> [THE PROBLEM]
From the first line to the last, write out the records exactly.

[Opening PROVIDED ENTRIES section]

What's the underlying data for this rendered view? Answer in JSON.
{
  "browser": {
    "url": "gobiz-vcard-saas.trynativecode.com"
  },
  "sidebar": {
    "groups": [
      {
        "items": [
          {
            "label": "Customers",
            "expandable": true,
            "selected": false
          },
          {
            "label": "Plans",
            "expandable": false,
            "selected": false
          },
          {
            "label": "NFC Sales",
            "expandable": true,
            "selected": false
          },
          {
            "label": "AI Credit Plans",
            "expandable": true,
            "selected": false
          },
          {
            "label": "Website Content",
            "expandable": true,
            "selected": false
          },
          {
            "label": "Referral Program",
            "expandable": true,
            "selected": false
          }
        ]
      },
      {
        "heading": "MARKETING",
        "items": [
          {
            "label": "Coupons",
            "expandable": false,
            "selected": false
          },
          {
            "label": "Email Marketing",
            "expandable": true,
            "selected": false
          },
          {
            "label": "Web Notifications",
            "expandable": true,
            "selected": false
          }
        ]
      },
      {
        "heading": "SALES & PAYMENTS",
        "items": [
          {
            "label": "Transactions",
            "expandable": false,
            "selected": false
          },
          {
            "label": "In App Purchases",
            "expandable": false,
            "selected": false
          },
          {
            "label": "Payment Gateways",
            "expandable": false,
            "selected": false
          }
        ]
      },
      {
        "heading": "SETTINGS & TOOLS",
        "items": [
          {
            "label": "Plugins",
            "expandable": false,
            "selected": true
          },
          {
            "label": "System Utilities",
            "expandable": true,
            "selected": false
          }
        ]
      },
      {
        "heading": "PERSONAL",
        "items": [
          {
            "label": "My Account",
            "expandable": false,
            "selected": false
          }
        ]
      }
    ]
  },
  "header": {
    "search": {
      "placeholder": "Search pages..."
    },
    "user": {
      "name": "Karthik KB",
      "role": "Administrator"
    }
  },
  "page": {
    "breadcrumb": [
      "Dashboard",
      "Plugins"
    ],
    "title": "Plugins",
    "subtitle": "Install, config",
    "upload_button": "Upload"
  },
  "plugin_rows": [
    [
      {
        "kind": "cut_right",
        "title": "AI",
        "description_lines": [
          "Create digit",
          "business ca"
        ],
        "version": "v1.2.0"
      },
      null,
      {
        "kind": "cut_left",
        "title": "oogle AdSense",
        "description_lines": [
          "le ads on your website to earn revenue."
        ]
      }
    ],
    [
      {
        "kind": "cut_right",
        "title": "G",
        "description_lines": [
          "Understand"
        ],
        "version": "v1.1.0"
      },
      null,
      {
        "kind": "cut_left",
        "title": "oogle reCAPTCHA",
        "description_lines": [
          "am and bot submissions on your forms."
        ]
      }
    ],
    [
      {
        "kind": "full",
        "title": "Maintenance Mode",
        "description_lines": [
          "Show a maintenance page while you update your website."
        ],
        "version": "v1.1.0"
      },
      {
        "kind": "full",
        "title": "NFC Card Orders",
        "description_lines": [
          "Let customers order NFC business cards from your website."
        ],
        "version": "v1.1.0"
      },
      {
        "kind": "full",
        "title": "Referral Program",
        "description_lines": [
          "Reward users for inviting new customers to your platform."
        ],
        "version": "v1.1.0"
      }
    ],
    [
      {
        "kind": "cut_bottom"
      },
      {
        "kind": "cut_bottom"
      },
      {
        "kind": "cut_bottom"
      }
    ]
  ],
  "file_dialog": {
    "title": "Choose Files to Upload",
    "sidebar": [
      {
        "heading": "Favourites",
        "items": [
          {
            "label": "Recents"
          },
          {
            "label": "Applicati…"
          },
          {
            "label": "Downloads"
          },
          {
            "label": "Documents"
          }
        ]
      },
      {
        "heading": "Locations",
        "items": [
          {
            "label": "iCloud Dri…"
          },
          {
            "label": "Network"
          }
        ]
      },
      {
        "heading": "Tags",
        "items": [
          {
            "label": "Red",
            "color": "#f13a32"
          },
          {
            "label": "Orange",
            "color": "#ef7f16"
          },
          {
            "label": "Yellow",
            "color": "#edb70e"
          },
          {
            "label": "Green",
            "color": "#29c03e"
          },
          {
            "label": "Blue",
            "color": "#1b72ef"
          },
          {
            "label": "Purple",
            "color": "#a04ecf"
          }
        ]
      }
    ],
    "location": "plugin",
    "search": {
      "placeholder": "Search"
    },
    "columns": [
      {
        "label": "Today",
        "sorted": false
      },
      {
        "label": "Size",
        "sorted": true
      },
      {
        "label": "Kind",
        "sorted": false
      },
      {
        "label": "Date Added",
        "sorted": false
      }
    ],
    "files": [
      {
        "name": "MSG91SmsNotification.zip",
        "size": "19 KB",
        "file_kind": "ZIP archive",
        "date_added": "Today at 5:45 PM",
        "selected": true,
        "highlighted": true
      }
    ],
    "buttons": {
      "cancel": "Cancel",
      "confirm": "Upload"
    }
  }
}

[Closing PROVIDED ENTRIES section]

> [TASK RESPONSE]
What's the underlying data for this rendered view? Answer in JSON.
{
  "browser": {
    "url": "gobiz-vcard-saas.trynativecode.com"
  },
  "sidebar": {
    "groups": [
      {
        "items": [
          {
            "label": "Customers",
            "expandable": true,
            "selected": false
          },
          {
            "label": "Plans",
            "expandable": false,
            "selected": false
          },
          {
            "label": "NFC Sales",
            "expandable": true,
            "selected": false
          },
          {
            "label": "AI Credit Plans",
            "expandable": true,
            "selected": false
          },
          {
            "label": "Website Content",
            "expandable": true,
            "selected": false
          },
          {
            "label": "Referral Program",
            "expandable": true,
            "selected": false
          }
        ]
      },
      {
        "heading": "MARKETING",
        "items": [
          {
            "label": "Coupons",
            "expandable": false,
            "selected": false
          },
          {
            "label": "Email Marketing",
            "expandable": true,
            "selected": false
          },
          {
            "label": "Web Notifications",
            "expandable": true,
            "selected": false
          }
        ]
      },
      {
        "heading": "SALES & PAYMENTS",
        "items": [
          {
            "label": "Transactions",
            "expandable": false,
            "selected": false
          },
          {
            "label": "In App Purchases",
            "expandable": false,
            "selected": false
          },
          {
            "label": "Payment Gateways",
            "expandable": false,
            "selected": false
          }
        ]
      },
      {
        "heading": "SETTINGS & TOOLS",
        "items": [
          {
            "label": "Plugins",
            "expandable": false,
            "selected": true
          },
          {
            "label": "System Utilities",
            "expandable": true,
            "selected": false
          }
        ]
      },
      {
        "heading": "PERSONAL",
        "items": [
          {
            "label": "My Account",
            "expandable": false,
            "selected": false
          }
        ]
      }
    ]
  },
  "header": {
    "search": {
      "placeholder": "Search pages..."
    },
    "user": {
      "name": "Karthik KB",
      "role": "Administrator"
    }
  },
  "page": {
    "breadcrumb": [
      "Dashboard",
      "Plugins"
    ],
    "title": "Plugins",
    "subtitle": "Install, config",
    "upload_button": "Upload"
  },
  "plugin_rows": [
    [
      {
        "kind": "cut_right",
        "title": "AI",
        "description_lines": [
          "Create digit",
          "business ca"
        ],
        "version": "v1.2.0"
      },
      null,
      {
        "kind": "cut_left",
        "title": "oogle AdSense",
        "description_lines": [
          "le ads on your website to earn revenue."
        ]
      }
    ],
    [
      {
        "kind": "cut_right",
        "title": "G",
        "description_lines": [
          "Understand"
        ],
        "version": "v1.1.0"
      },
      null,
      {
        "kind": "cut_left",
        "title": "oogle reCAPTCHA",
        "description_lines": [
          "am and bot submissions on your forms."
        ]
      }
    ],
    [
      {
        "kind": "full",
        "title": "Maintenance Mode",
        "description_lines": [
          "Show a maintenance page while you update your website."
        ],
        "version": "v1.1.0"
      },
      {
        "kind": "full",
        "title": "NFC Card Orders",
        "description_lines": [
          "Let customers order NFC business cards from your website."
        ],
        "version": "v1.1.0"
      },
      {
        "kind": "full",
        "title": "Referral Program",
        "description_lines": [
          "Reward users for inviting new customers to your platform."
        ],
        "version": "v1.1.0"
      }
    ],
    [
      {
        "kind": "cut_bottom"
      },
      {
        "kind": "cut_bottom"
      },
      {
        "kind": "cut_bottom"
      }
    ]
  ],
  "file_dialog": {
    "title": "Choose Files to Upload",
    "sidebar": [
      {
        "heading": "Favourites",
        "items": [
          {
            "label": "Recents"
          },
          {
            "label": "Applicati…"
          },
          {
            "label": "Downloads"
          },
          {
            "label": "Documents"
          }
        ]
      },
      {
        "heading": "Locations",
        "items": [
          {
            "label": "iCloud Dri…"
          },
          {
            "label": "Network"
          }
        ]
      },
      {
        "heading": "Tags",
        "items": [
          {
            "label": "Red",
            "color": "#f13a32"
          },
          {
            "label": "Orange",
            "color": "#ef7f16"
          },
          {
            "label": "Yellow",
            "color": "#edb70e"
          },
          {
            "label": "Green",
            "color": "#29c03e"
          },
          {
            "label": "Blue",
            "color": "#1b72ef"
          },
          {
            "label": "Purple",
            "color": "#a04ecf"
          }
        ]
      }
    ],
    "location": "plugin",
    "search": {
      "placeholder": "Search"
    },
    "columns": [
      {
        "label": "Today",
        "sorted": false
      },
      {
        "label": "Size",
        "sorted": true
      },
      {
        "label": "Kind",
        "sorted": false
      },
      {
        "label": "Date Added",
        "sorted": false
      }
    ],
    "files": [
      {
        "name": "MSG91SmsNotification.zip",
        "size": "19 KB",
        "file_kind": "ZIP archive",
        "date_added": "Today at 5:45 PM",
        "selected": true,
        "highlighted": true
      }
    ],
    "buttons": {
      "cancel": "Cancel",
      "confirm": "Upload"
    }
  }
}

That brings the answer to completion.